by Noel Coward.
Salisbury Playhouse To 20 February 2010.
Mon-Wed 7.30pm Thu-Sat 8pm Mat Thu & Sat 2.30pm (no matinee Saturday 6 Feb).
Audio-described 11 February 2.30pm & 8pm.
BSL Signed 10 February.
Runs 2hr 25min One interval.
TICKETS: 01722 32033.
Review: Mark Courtice 8 February.
Classic Comedy more solid than sparkling.
Elyot and Amanda have divorced each other. Each having remarried, they end up honeymooning in adjacent rooms in Deauville’s smartest hotel. When they realise that they still love each other they run away to Paris, leaving behind their less fascinating new other-halves.
Apparently, Private Lives was written while Coward was convalescing from ‘flu. He may have stopped sneezing, but he clearly wasn’t completely full of the milk of human kindness. Elyot and Amanda are selfish monsters, emotionally retarded, expressing themselves through fluting epigrams and childish rows. Their abandoned spouses are respectively ninny and clod.
From its contrived beginning the unravelling and ravelling of marital ties include some of the classic comic moments in English theatre. Flickering with epigrams and verbal jousting, the play’s an unbeatable combination of jokes and 1930s elegance.
At Salisbury it’s delivered with worthwhile production values, and effective performances. If it’s a bit shallow, well Coward approved of superficiality (and spends a chunk of act two telling us so).
Philip Wilson’s production is carefully timed, with almost as many pauses as Pinter in the first act, where the actors establish character before ramping-up speed as the going gets more manic between Elyot and Amanda in act two. This isn’t, however, the funniest production; it’s more solid than sparkling.
Nicholas Boulton’s Elyot charms while wriggling on the hook of infatuation, and Susie Trayling’s Amanda is a suitably sharp and spiky hook. They may go on having rows for the rest of their lives, but for them a night of bickering and shallow philosophy is "cosy" – unlike poor Victor and Sybil, who each define the word in more conventional terms. Sophie Roberts and Simon Harrison do more than act as foils, investing the two with irritating gooseishness and frustrated decency, respectively.

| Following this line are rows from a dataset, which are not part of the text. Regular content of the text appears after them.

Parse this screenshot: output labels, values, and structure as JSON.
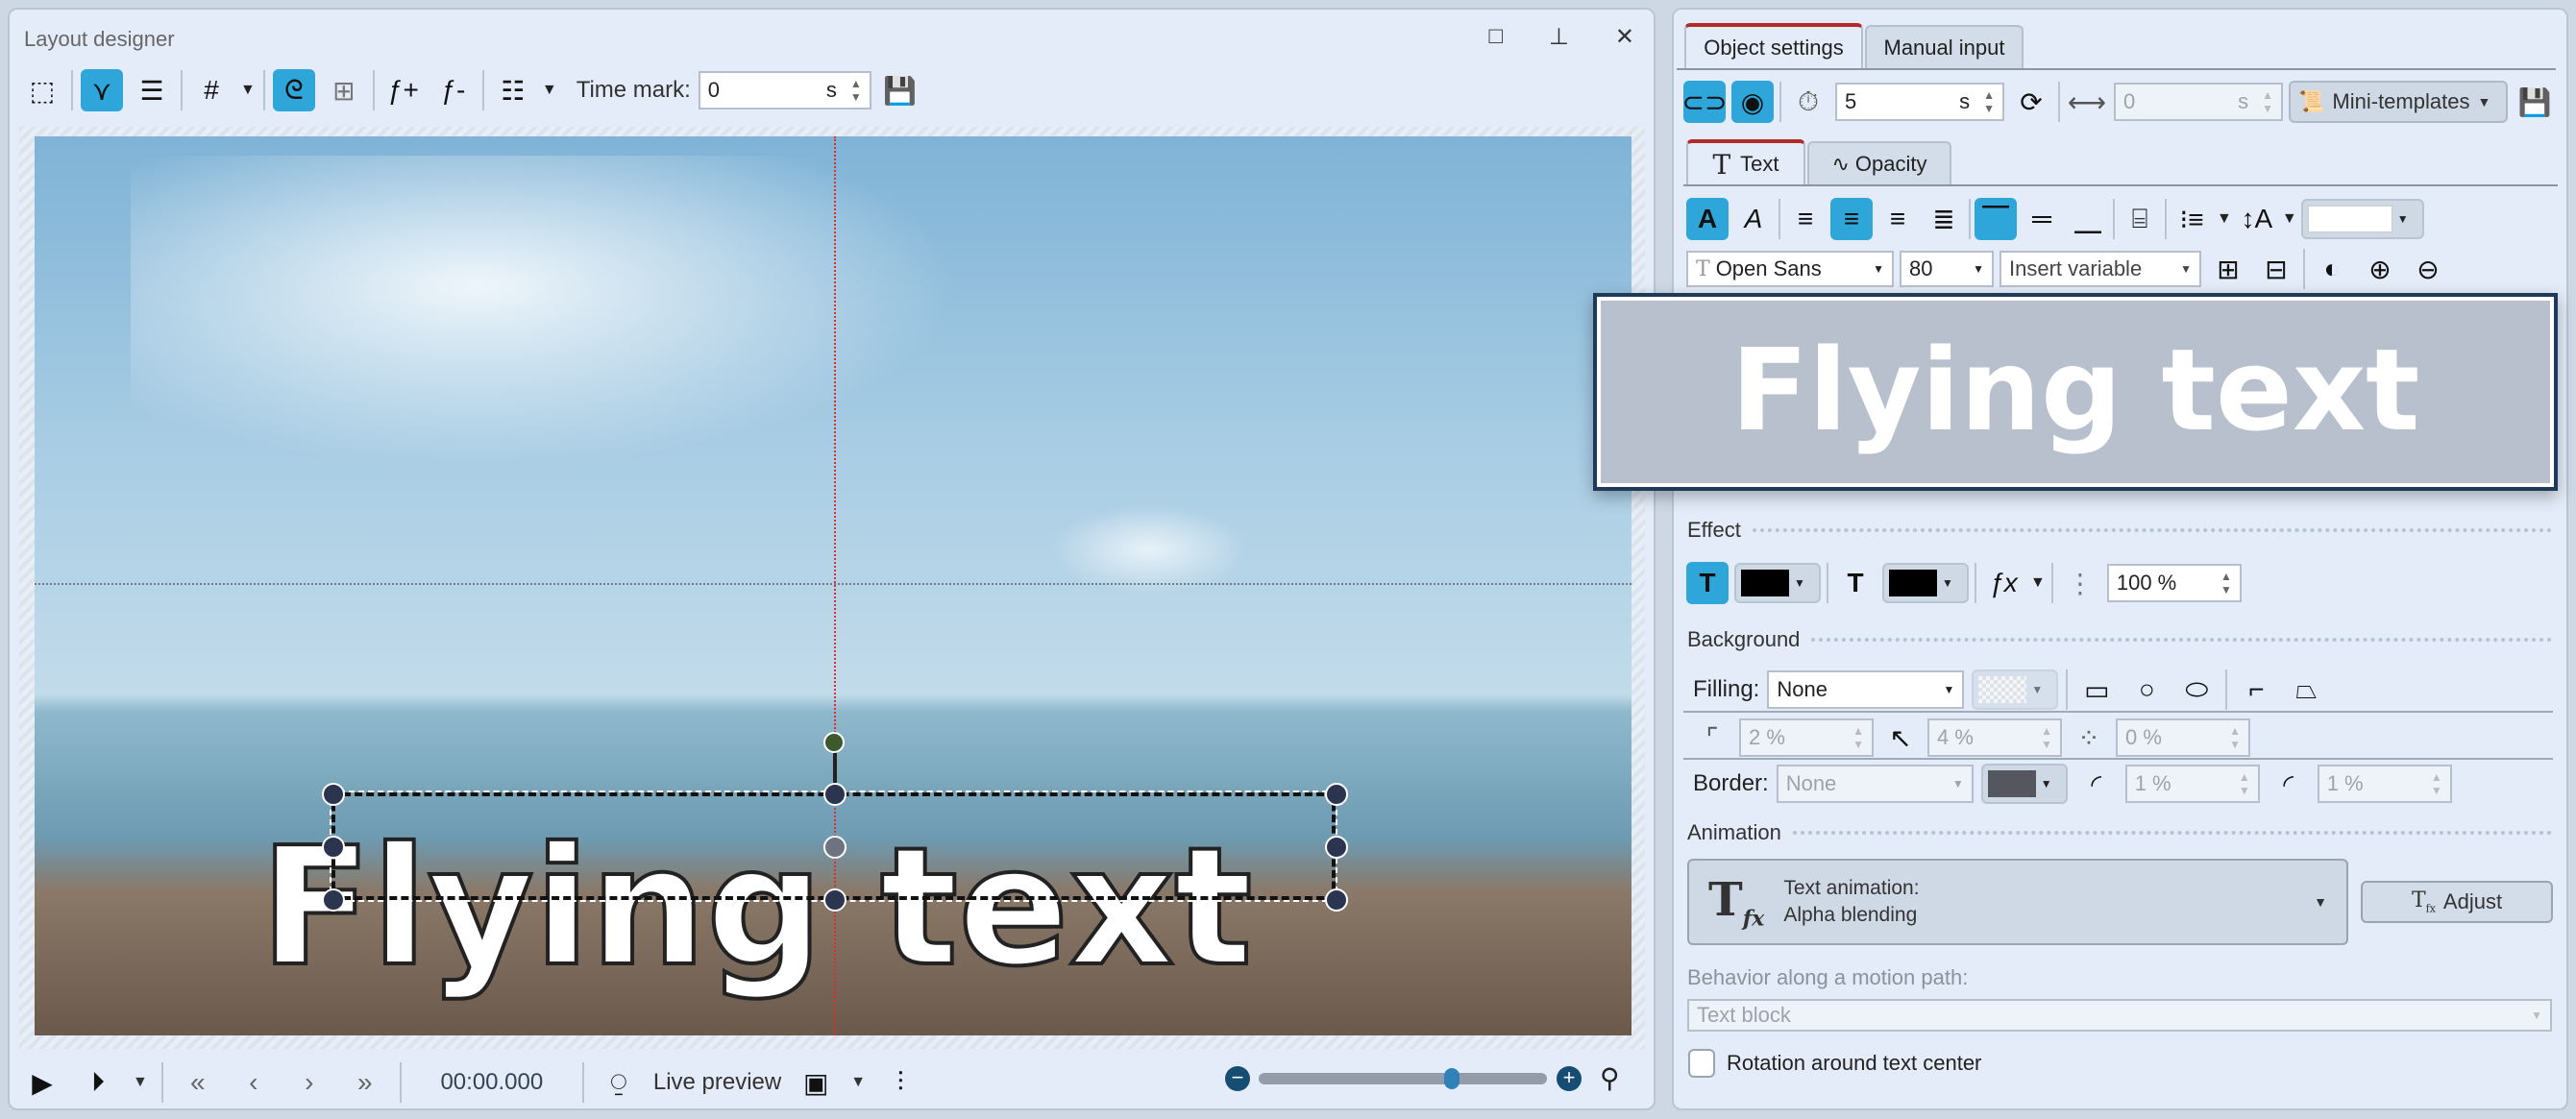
{
  "left_panel": {
    "title": "Layout designer",
    "time_mark_label": "Time mark:",
    "time_mark_value": "0",
    "time_mark_unit": "s",
    "timecode": "00:00.000",
    "live_preview": "Live preview",
    "zoom_slider_value": 0.67
  },
  "canvas": {
    "text": "Flying text"
  },
  "right_panel": {
    "tabs": [
      "Object settings",
      "Manual input"
    ],
    "duration_value": "5",
    "duration_unit": "s",
    "offset_value": "0",
    "offset_unit": "s",
    "mini_templates": "Mini-templates",
    "sub_tabs": [
      "Text",
      "Opacity"
    ],
    "font": "Open Sans",
    "font_size": "80",
    "insert_variable": "Insert variable",
    "preview_text": "Flying text",
    "effect": {
      "title": "Effect",
      "opacity": "100 %"
    },
    "background": {
      "title": "Background",
      "filling_label": "Filling:",
      "filling_value": "None",
      "padding": "2 %",
      "radius": "4 %",
      "softness": "0 %",
      "border_label": "Border:",
      "border_value": "None",
      "border_width": "1 %",
      "border_radius": "1 %"
    },
    "animation": {
      "title": "Animation",
      "type_label": "Text animation:",
      "type_value": "Alpha blending",
      "adjust": "Adjust",
      "behavior_label": "Behavior along a motion path:",
      "behavior_value": "Text block",
      "rotation_label": "Rotation around text center",
      "rotation_checked": false
    }
  },
  "colors": {
    "accent": "#2ea6da",
    "tab_marker": "#b22a2a",
    "preview_border": "#1e3a5a",
    "preview_bg": "#b7c0cc"
  }
}
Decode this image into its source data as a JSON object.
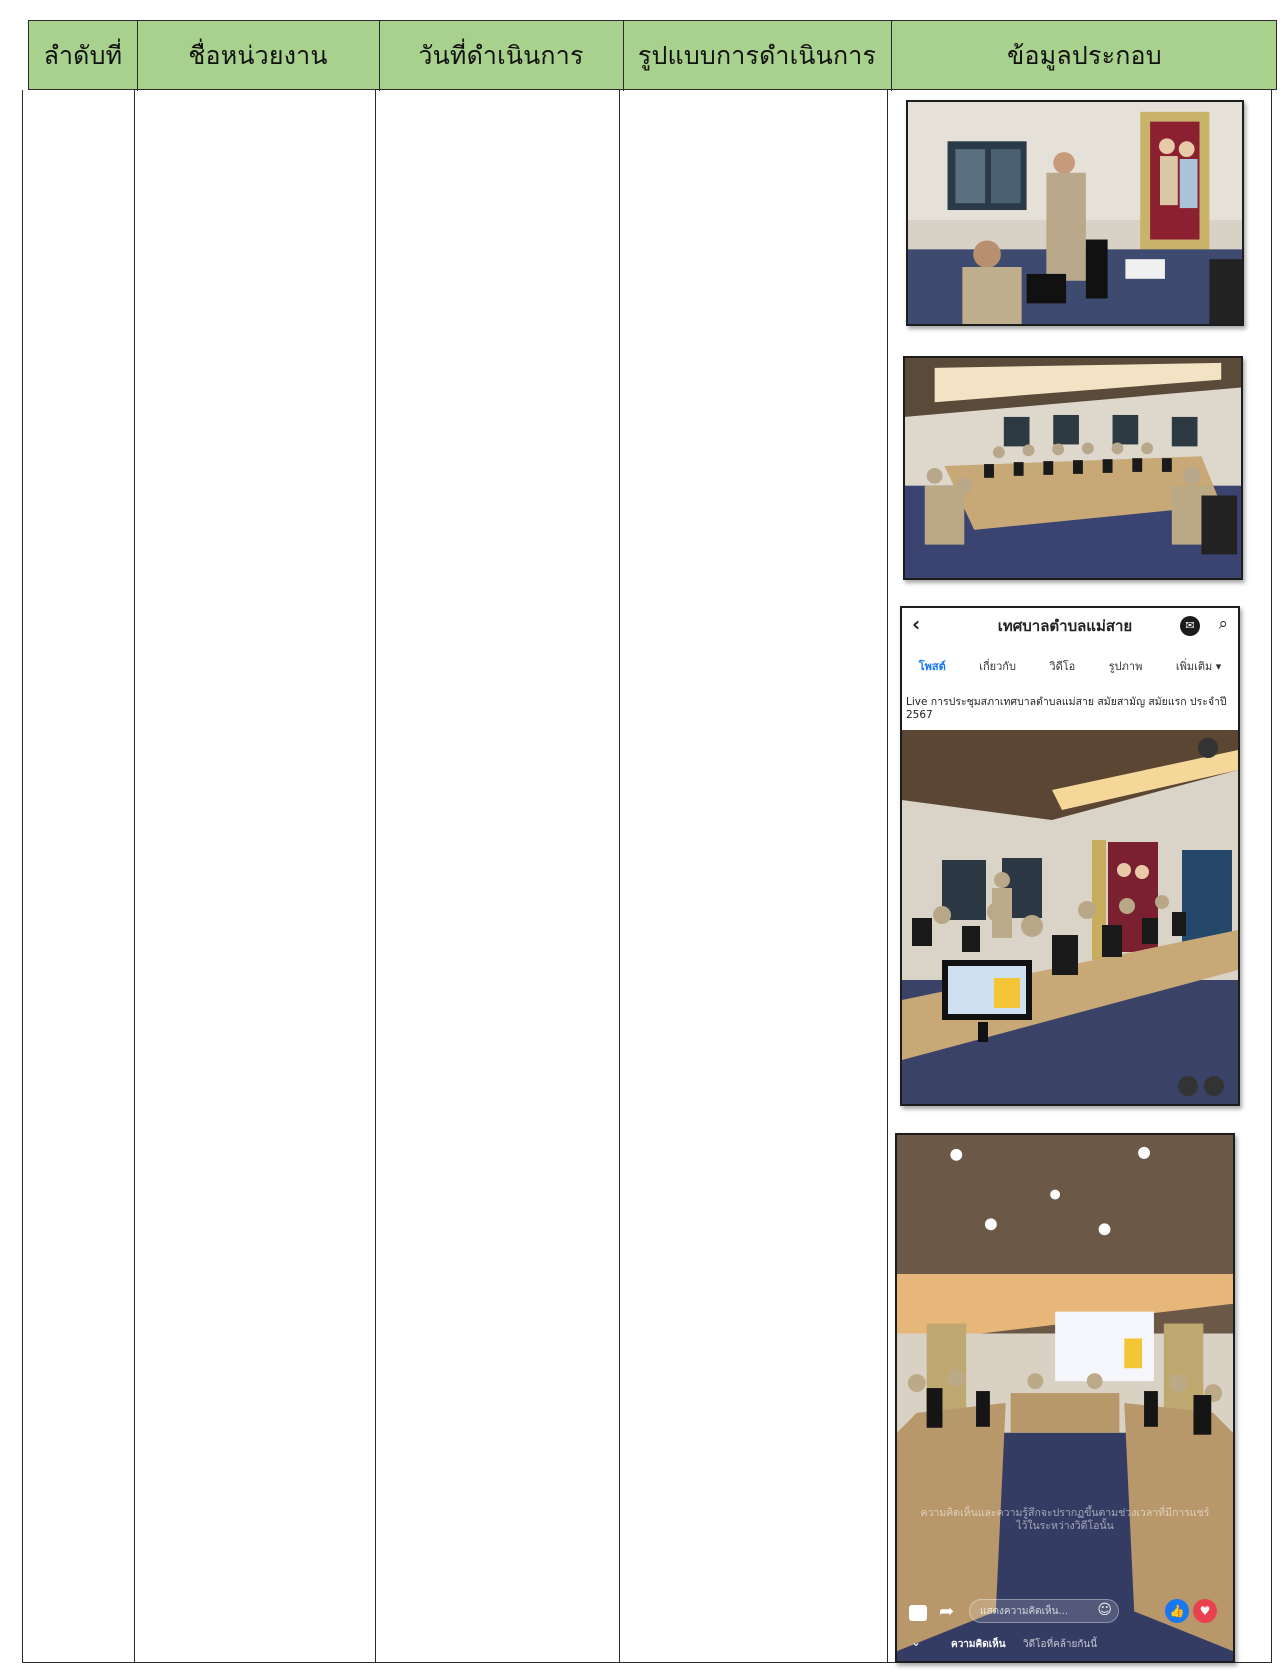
{
  "table": {
    "headers": [
      "ลำดับที่",
      "ชื่อหน่วยงาน",
      "วันที่ดำเนินการ",
      "รูปแบบการดำเนินการ",
      "ข้อมูลประกอบ"
    ]
  },
  "facebook": {
    "page_name": "เทศบาลตำบลแม่สาย",
    "tabs": [
      "โพสต์",
      "เกี่ยวกับ",
      "วิดีโอ",
      "รูปภาพ",
      "เพิ่มเติม ▾"
    ],
    "post_text": "Live การประชุมสภาเทศบาลตำบลแม่สาย สมัยสามัญ สมัยแรก ประจำปี 2567"
  },
  "video_overlay": {
    "caption": "ความคิดเห็นและความรู้สึกจะปรากฏขึ้นตามช่วงเวลาที่มีการแชร์ไว้ในระหว่างวิดีโอนั้น",
    "comment_placeholder": "แสดงความคิดเห็น...",
    "bottom_tabs": [
      "ความคิดเห็น",
      "วิดีโอที่คล้ายกันนี้"
    ]
  },
  "colors": {
    "header_bg": "#a9d18e",
    "border": "#2b2b2b",
    "fb_blue": "#1877f2",
    "like_red": "#e9414f"
  }
}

Colin Falconer’s sets are curving, sinuous, stylish if not exactly convincing (with a balcony rail that doesn’t connect to the wall). Accents are cut-glass – as are the glasses – and when things turn physical the fights are vicious, the embraces passionate. However, in the end careful rather than careless rapture is the tone of this evening.
Elyot: Nicholas Boulton.
Victor: Simon Harrison.
Louise: Charlotte Longfield.
Sibyl: Sophie Roberts.
Amanda: Susie Trayling.
Director: Philip Wilson
Designer: Colin Falconer.
Lighting; Chris Davey.
Sound: Alex Twiselton.
Music: Paul Englishby.